And who is right?
Wertheimer: “We develop industry here that will reach an international level. Our expertise is to ensure exports, whether it’s medical equipment or wood production. As long as the factory is intended for export, we have no problem including them here.
“Within five years, 1,000 people will work here,” he continues. “We don’t want to make mistakes.” Wertheimer says his model of industrial parks has proved itself in the past – including in Tefen, Tel Hai, Omer, Dalton, Lavon and a park in Turkey – so people believe and support him this time, too, in Nazareth.
Reem Younis, the CEO and cofounder of Alpha Omega, says the park has been nothing but good for her and her firm. “The dream was to establish a company in Nazareth. It was not possible before, because there weren’t any appropriate buildings and there were no master plans for industrial areas in Nazareth. Coming here matches our vision – to establish a global company in the place where we live,” she said.
“It is time for Nazareth to stop being only a tourist and culinary place: there should be high-tech here, too,” added Younis. She believes more young people will go into industry and that more manufacturing businesses will open. “In addition, we are proving that it is possible to work together, Arabs and Jews.”
The level of racism seems to have been rising in Israel in recent years.
“We must be optimistic. Whoever’s not optimistic cannot live here.”
Dahan notes that one of the park’s characteristics “is the cooperative work between Jews and Arabs.” Dahan adds that during Operation Protective Edge in the Gaza Strip last summer, “everyone came to work as usual and no one boycotted or was absent.”

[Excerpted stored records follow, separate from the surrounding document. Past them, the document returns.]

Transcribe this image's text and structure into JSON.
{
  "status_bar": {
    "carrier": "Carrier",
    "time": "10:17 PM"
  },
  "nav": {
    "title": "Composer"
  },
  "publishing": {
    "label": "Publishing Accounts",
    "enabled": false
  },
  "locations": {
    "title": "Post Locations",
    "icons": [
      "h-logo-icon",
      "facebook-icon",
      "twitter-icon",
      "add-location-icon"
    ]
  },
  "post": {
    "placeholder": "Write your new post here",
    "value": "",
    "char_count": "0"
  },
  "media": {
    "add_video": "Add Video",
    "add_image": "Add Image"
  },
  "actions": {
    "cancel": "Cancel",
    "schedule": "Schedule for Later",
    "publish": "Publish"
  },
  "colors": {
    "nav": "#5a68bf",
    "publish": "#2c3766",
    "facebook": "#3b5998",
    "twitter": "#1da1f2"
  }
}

Wertheimer doesn’t like the questioning about how many Arabs work in the park. “Whoever is here is here because they’re good workers, not because they’re Arab,” he declares.
“Everyone knows the [religious] nature of the tourism in Nazareth. But I want people to know it because of its industries, not because Jesus jumped, or didn’t jump, from the mountain,” he says.